(Source data)
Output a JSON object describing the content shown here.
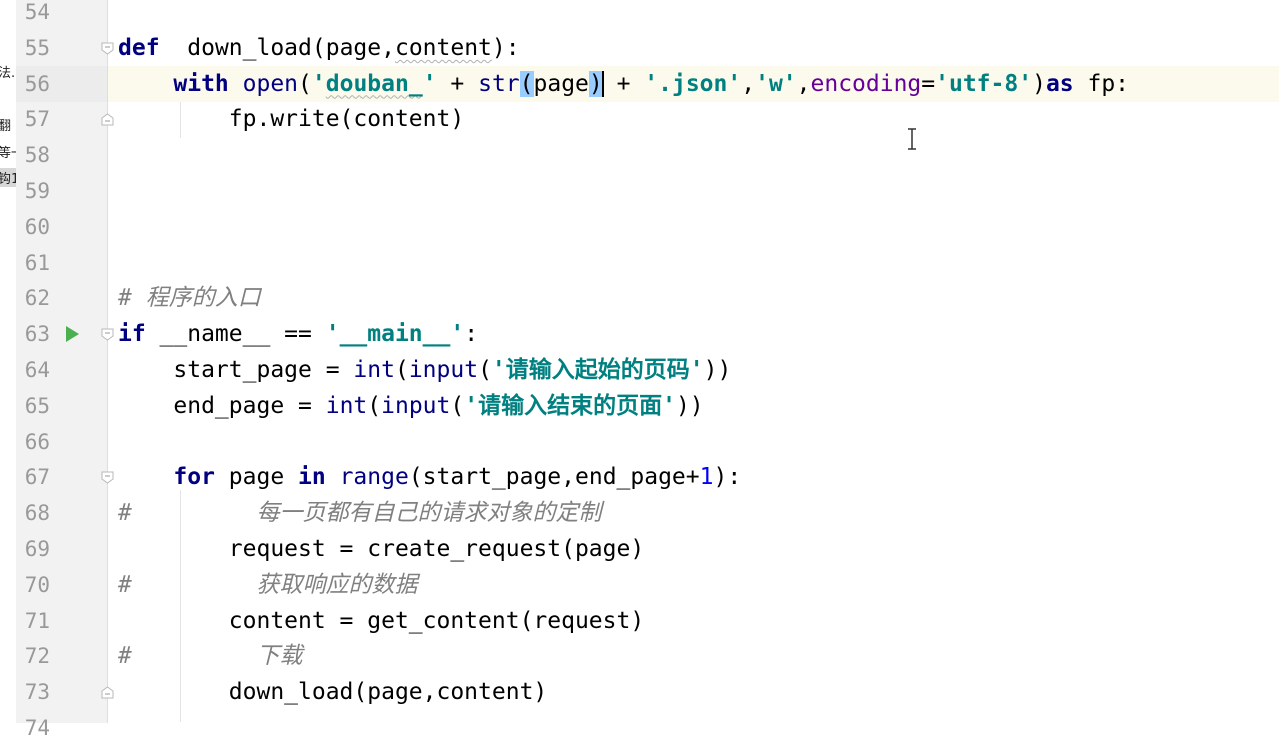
{
  "left_panel_fragments": [
    "法.",
    "翻",
    "等一",
    "钩1"
  ],
  "lines": [
    {
      "n": "54",
      "tokens": []
    },
    {
      "n": "55",
      "tokens": [
        [
          "kw",
          "def"
        ],
        [
          "",
          "  "
        ],
        [
          "",
          "down_load(page,"
        ],
        [
          "wavy",
          "content"
        ],
        [
          "",
          "):"
        ]
      ]
    },
    {
      "n": "56",
      "tokens": [
        [
          "",
          "    "
        ],
        [
          "kw",
          "with "
        ],
        [
          "bi",
          "open"
        ],
        [
          "",
          "("
        ],
        [
          "str",
          "'"
        ],
        [
          "str wavy",
          "douban_"
        ],
        [
          "str",
          "'"
        ],
        [
          "",
          " + "
        ],
        [
          "bi",
          "str"
        ],
        [
          "brace",
          "("
        ],
        [
          "",
          "page"
        ],
        [
          "brace",
          ")"
        ],
        [
          "caret",
          ""
        ],
        [
          "",
          " + "
        ],
        [
          "str",
          "'.json'"
        ],
        [
          "",
          ","
        ],
        [
          "str",
          "'w'"
        ],
        [
          "",
          ","
        ],
        [
          "param",
          "encoding"
        ],
        [
          "",
          "="
        ],
        [
          "str",
          "'utf-8'"
        ],
        [
          "",
          ")"
        ],
        [
          "kw",
          "as"
        ],
        [
          "",
          " fp:"
        ]
      ]
    },
    {
      "n": "57",
      "tokens": [
        [
          "",
          "        fp.write(content)"
        ]
      ]
    },
    {
      "n": "58",
      "tokens": []
    },
    {
      "n": "59",
      "tokens": []
    },
    {
      "n": "60",
      "tokens": []
    },
    {
      "n": "61",
      "tokens": []
    },
    {
      "n": "62",
      "tokens": [
        [
          "cmt",
          "# "
        ],
        [
          "cmt-cn",
          "程序的入口"
        ]
      ]
    },
    {
      "n": "63",
      "tokens": [
        [
          "kw",
          "if "
        ],
        [
          "",
          "__name__ == "
        ],
        [
          "str",
          "'__main__'"
        ],
        [
          "",
          ":"
        ]
      ]
    },
    {
      "n": "64",
      "tokens": [
        [
          "",
          "    start_page = "
        ],
        [
          "bi",
          "int"
        ],
        [
          "",
          "("
        ],
        [
          "bi",
          "input"
        ],
        [
          "",
          "("
        ],
        [
          "str",
          "'"
        ],
        [
          "cn",
          "请输入起始的页码"
        ],
        [
          "str",
          "'"
        ],
        [
          "",
          "))"
        ]
      ]
    },
    {
      "n": "65",
      "tokens": [
        [
          "",
          "    end_page = "
        ],
        [
          "bi",
          "int"
        ],
        [
          "",
          "("
        ],
        [
          "bi",
          "input"
        ],
        [
          "",
          "("
        ],
        [
          "str",
          "'"
        ],
        [
          "cn",
          "请输入结束的页面"
        ],
        [
          "str",
          "'"
        ],
        [
          "",
          "))"
        ]
      ]
    },
    {
      "n": "66",
      "tokens": []
    },
    {
      "n": "67",
      "tokens": [
        [
          "",
          "    "
        ],
        [
          "kw",
          "for "
        ],
        [
          "",
          "page "
        ],
        [
          "kw",
          "in "
        ],
        [
          "bi",
          "range"
        ],
        [
          "",
          "(start_page,end_page+"
        ],
        [
          "num",
          "1"
        ],
        [
          "",
          "):"
        ]
      ]
    },
    {
      "n": "68",
      "tokens": [
        [
          "cmt",
          "#         "
        ],
        [
          "cmt-cn",
          "每一页都有自己的请求对象的定制"
        ]
      ]
    },
    {
      "n": "69",
      "tokens": [
        [
          "",
          "        request = create_request(page)"
        ]
      ]
    },
    {
      "n": "70",
      "tokens": [
        [
          "cmt",
          "#         "
        ],
        [
          "cmt-cn",
          "获取响应的数据"
        ]
      ]
    },
    {
      "n": "71",
      "tokens": [
        [
          "",
          "        content = get_content(request)"
        ]
      ]
    },
    {
      "n": "72",
      "tokens": [
        [
          "cmt",
          "#         "
        ],
        [
          "cmt-cn",
          "下载"
        ]
      ]
    },
    {
      "n": "73",
      "tokens": [
        [
          "",
          "        down_load(page,content)"
        ]
      ]
    },
    {
      "n": "74",
      "tokens": []
    }
  ],
  "current_line": "56",
  "run_line": "63",
  "fold_lines": [
    "55",
    "57",
    "63",
    "67",
    "73"
  ],
  "colors": {
    "keyword": "#000080",
    "string": "#008080",
    "comment": "#808080",
    "number": "#0000ff",
    "param": "#660099",
    "current_line": "#fcfaed",
    "gutter": "#f2f2f2",
    "run_icon": "#4caf50"
  },
  "icons": {
    "run": "run-arrow-icon",
    "fold": "fold-marker-icon",
    "cursor": "text-cursor-icon"
  }
}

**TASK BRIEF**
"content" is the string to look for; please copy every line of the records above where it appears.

**YOUR RESPONSE**
Output a JSON object describing the content shown here.
          "content"
          "        fp.write(content)"
          "        content = get_content(request)"
          "        down_load(page,content)"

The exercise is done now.